Asian shares pared their gains in choppy trade on Thursday as investors awaited further details on whether drugmakers can develop a coronavirus vaccine.
MSCI’s broadest index of Asia-Pacific shares outside Japan rose 0.06% to 609.41, which is near its January 2018 high of 617.12. Chinese shares erased early gains and fell 0.02%. Stocks in Japan hit a 29-year high.
Australian stocks fell 0.49% as a decline in copper prices hurt shares in miners. S&P 500 stock futures fell 0.55%.
Euro Stoxx 50 futures were down 0.58%, German DAX futures fell 0.51%, and FTSE futures lost 0.94% in a sign of a cautious start to European trading.
Oil futures traded near two-month highs due to hope for a vaccine and a larger-than-expected drawdown in U.S. crude inventories.

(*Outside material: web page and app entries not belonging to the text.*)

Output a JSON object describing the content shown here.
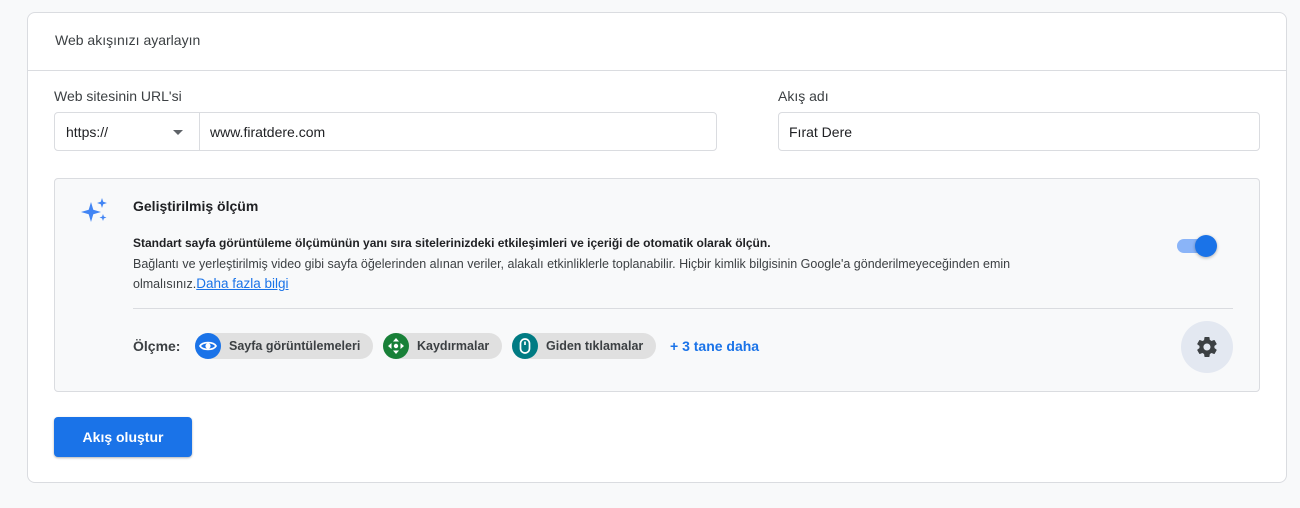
{
  "card": {
    "title": "Web akışınızı ayarlayın"
  },
  "form": {
    "url_label": "Web sitesinin URL'si",
    "protocol": "https://",
    "url_value": "www.firatdere.com",
    "stream_name_label": "Akış adı",
    "stream_name_value": "Fırat Dere"
  },
  "enhanced": {
    "title": "Geliştirilmiş ölçüm",
    "description_bold": "Standart sayfa görüntüleme ölçümünün yanı sıra sitelerinizdeki etkileşimleri ve içeriği de otomatik olarak ölçün.",
    "description": "Bağlantı ve yerleştirilmiş video gibi sayfa öğelerinden alınan veriler, alakalı etkinliklerle toplanabilir. Hiçbir kimlik bilgisinin Google'a gönderilmeyeceğinden emin olmalısınız.",
    "learn_more": "Daha fazla bilgi",
    "enabled": true,
    "measuring_label": "Ölçme:",
    "chips": [
      {
        "label": "Sayfa görüntülemeleri",
        "icon": "eye-icon",
        "color": "#1a73e8"
      },
      {
        "label": "Kaydırmalar",
        "icon": "scroll-icon",
        "color": "#188038"
      },
      {
        "label": "Giden tıklamalar",
        "icon": "mouse-icon",
        "color": "#007b83"
      }
    ],
    "more": "+ 3 tane daha"
  },
  "actions": {
    "create_label": "Akış oluştur"
  }
}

U.S. stocks were mixed as investors switched back to technology stocks and away from economically sensitive sectors as they weighed COVID-19 vaccine progress and the likely timing of an economic rebound.
“The markets are waiting for more news about the virus, so it is difficult for investors to short equities,” said Daiju Aoki, regional chief investment officer for Japan at UBS Securities.

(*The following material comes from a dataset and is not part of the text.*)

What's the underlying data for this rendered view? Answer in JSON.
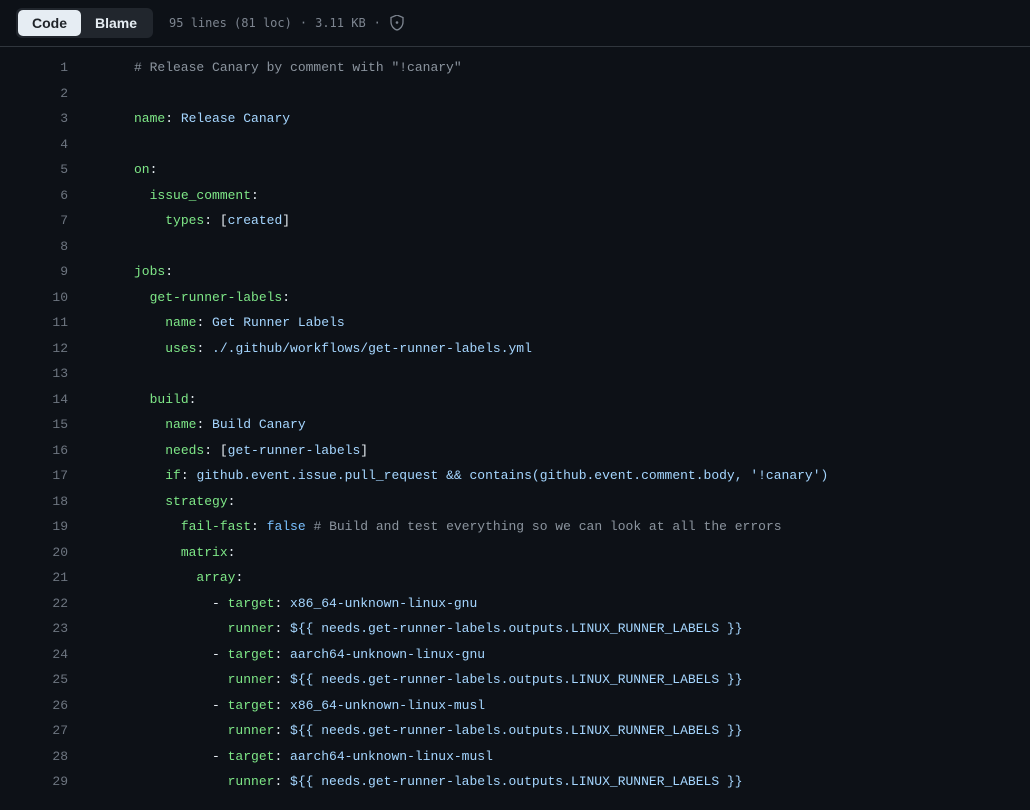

“These expectations can keep equities going for another few weeks, but there are still questions about the effectiveness of a vaccine and about U.S. fiscal policy. We could see a correction early next year.”
The Dow Jones Industrial Average fell 0.08% on Wednesday, but the Nasdaq closed up 2%, and the S&P 500 gained 0.77%.
Encouraging comments from European Central Bank chief Christine Lagarde on continued economic support boosted European shares for the third straight session.
Moderna Inc said on Wednesday it is preparing to submit data on its experimental COVID-19 vaccine to an independent safety board, which should help determine the vaccine’s efficacy.
Pfizer also said on Monday that its vaccine was more than 90% effective and it may release safety data later this month.
Investors the world over are keenly awaiting details on both drugs, but some analysts said it will still take a long time to distribute an effective vaccine.
In the currency market, the New Zealand dollar soared for a second consecutive session to a 19-month high as investors unwound bets on the introduction of negative interest rates.
The kiwi got an added boost after Reserve Bank of New Zealand Assistant Governor Christian Hawkesby said the economy required less stimulus than it did in August.
The U.S. dollar edged lower against the yen and yuan as traders adjusted positions before U.S. President-elect Joe Biden takes office next year.
Global oil benchmark Brent rose 0.02% to $43.81 a barrel, which is near a two-month high. U.S. crude futures also gained 0.14% to $41.51 a barrel.
“Crude markets remain torn by the bleak near-term picture with curfews, closures and shutdowns becoming more widespread across the U.S. and Europe; and the medium-term picture where vaccines may bring a return to more normal conditions,” Westpac analysts for Australia and New Zealand wrote in a note Thursday.
Spot gold edged up 0.27% to $1,869.75 an ounce.
Benchmark 10-year Treasury yields fell slightly to 0.9357% and the yield curve flattened in Asian trade. The U.S. bond market was closed on Wednesday in observance of Veterans Day after the 10-year yield reached the highest level since March.
Reporting by Stanley White and Lawrence Delevingne; Editing by Sam Holmes and Christopher Cushing